→ **WORK TO BE COMPLETED**
Each line of the material below with the word "screenshot" is to be reported.

========

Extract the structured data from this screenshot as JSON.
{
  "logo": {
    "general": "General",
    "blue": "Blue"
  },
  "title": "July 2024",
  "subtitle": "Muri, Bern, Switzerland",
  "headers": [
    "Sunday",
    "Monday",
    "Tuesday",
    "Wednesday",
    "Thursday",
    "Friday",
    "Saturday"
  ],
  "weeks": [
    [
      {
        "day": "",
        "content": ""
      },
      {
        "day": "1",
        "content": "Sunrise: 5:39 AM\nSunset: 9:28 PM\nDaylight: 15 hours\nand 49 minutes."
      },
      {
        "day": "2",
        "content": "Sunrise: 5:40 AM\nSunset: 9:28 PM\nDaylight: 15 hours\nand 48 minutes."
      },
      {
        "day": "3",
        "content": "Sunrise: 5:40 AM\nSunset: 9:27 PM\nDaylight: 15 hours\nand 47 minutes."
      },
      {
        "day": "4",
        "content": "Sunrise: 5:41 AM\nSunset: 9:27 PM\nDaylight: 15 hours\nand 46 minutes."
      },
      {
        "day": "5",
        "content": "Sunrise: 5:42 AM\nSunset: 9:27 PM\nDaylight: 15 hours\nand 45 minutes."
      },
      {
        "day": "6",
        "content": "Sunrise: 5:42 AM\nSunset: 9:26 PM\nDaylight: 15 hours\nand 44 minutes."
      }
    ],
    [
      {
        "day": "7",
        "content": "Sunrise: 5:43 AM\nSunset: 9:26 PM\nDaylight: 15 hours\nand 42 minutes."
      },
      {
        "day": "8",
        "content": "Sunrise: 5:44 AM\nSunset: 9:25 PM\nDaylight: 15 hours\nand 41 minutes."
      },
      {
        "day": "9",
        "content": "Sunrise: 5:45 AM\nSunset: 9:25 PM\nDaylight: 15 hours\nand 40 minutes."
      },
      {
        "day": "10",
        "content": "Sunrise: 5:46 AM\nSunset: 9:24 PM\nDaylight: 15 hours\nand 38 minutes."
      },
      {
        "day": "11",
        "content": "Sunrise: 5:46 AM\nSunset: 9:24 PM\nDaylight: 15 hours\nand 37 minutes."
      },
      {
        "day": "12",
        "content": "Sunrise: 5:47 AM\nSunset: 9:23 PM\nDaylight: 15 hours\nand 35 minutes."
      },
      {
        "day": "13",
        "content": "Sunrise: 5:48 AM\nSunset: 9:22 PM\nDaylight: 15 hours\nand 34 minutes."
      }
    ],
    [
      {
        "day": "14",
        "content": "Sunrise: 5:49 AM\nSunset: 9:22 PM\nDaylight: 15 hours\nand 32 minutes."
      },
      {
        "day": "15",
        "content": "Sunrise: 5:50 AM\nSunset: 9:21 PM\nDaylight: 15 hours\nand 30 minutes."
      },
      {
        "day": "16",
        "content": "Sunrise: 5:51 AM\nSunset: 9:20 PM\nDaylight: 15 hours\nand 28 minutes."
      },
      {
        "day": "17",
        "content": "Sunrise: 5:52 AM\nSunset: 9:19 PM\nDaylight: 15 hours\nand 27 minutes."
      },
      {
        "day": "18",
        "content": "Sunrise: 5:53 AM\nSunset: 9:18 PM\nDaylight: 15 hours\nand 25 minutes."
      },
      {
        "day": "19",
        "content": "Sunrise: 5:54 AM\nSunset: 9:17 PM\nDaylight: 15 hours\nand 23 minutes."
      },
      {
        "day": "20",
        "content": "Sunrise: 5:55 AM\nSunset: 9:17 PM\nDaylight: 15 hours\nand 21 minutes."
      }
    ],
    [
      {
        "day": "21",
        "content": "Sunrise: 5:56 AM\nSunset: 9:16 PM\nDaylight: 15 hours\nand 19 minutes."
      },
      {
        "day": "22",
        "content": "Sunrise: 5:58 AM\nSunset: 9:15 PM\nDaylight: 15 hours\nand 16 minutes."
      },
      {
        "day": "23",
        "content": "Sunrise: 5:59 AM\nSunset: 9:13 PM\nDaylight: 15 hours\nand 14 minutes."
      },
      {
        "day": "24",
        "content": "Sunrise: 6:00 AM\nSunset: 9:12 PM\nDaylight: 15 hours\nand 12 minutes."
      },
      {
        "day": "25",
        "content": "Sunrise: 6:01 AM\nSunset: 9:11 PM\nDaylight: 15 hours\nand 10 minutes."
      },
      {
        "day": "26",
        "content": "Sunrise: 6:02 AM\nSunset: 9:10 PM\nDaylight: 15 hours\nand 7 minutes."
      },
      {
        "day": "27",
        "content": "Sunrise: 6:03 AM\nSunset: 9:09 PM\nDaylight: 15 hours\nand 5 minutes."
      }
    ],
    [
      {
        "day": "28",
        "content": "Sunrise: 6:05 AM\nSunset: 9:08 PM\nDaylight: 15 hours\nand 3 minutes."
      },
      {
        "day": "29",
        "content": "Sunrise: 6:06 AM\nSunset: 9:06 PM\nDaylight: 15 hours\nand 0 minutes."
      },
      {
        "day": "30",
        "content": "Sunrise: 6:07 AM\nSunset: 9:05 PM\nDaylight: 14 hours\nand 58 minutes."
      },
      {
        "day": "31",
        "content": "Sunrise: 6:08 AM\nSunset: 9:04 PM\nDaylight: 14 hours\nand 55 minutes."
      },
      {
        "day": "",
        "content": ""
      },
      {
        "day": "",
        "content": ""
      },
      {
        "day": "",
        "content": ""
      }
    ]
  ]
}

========

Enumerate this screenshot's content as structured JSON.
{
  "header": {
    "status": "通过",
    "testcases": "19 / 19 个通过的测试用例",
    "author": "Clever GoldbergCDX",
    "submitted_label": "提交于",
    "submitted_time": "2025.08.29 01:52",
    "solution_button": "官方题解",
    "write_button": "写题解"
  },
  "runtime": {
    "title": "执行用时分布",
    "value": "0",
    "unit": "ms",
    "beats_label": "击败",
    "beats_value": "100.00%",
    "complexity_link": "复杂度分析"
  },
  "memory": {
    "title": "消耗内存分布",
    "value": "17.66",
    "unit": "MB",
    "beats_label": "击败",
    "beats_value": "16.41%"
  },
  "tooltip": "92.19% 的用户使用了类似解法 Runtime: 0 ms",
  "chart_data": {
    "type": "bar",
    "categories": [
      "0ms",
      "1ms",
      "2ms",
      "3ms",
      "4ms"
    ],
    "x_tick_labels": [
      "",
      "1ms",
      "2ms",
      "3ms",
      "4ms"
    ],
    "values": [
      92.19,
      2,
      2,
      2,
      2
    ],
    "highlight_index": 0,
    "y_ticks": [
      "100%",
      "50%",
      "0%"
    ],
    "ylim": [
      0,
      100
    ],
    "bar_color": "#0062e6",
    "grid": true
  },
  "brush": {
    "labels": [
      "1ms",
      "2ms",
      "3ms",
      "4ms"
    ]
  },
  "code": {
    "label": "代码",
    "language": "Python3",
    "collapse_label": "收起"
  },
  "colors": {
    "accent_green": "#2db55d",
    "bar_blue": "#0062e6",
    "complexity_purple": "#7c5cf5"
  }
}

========

→ **YOUR SOLUTION**
Extract the structured data from this screenshot as JSON.
Enumerate this screenshot's content as structured JSON.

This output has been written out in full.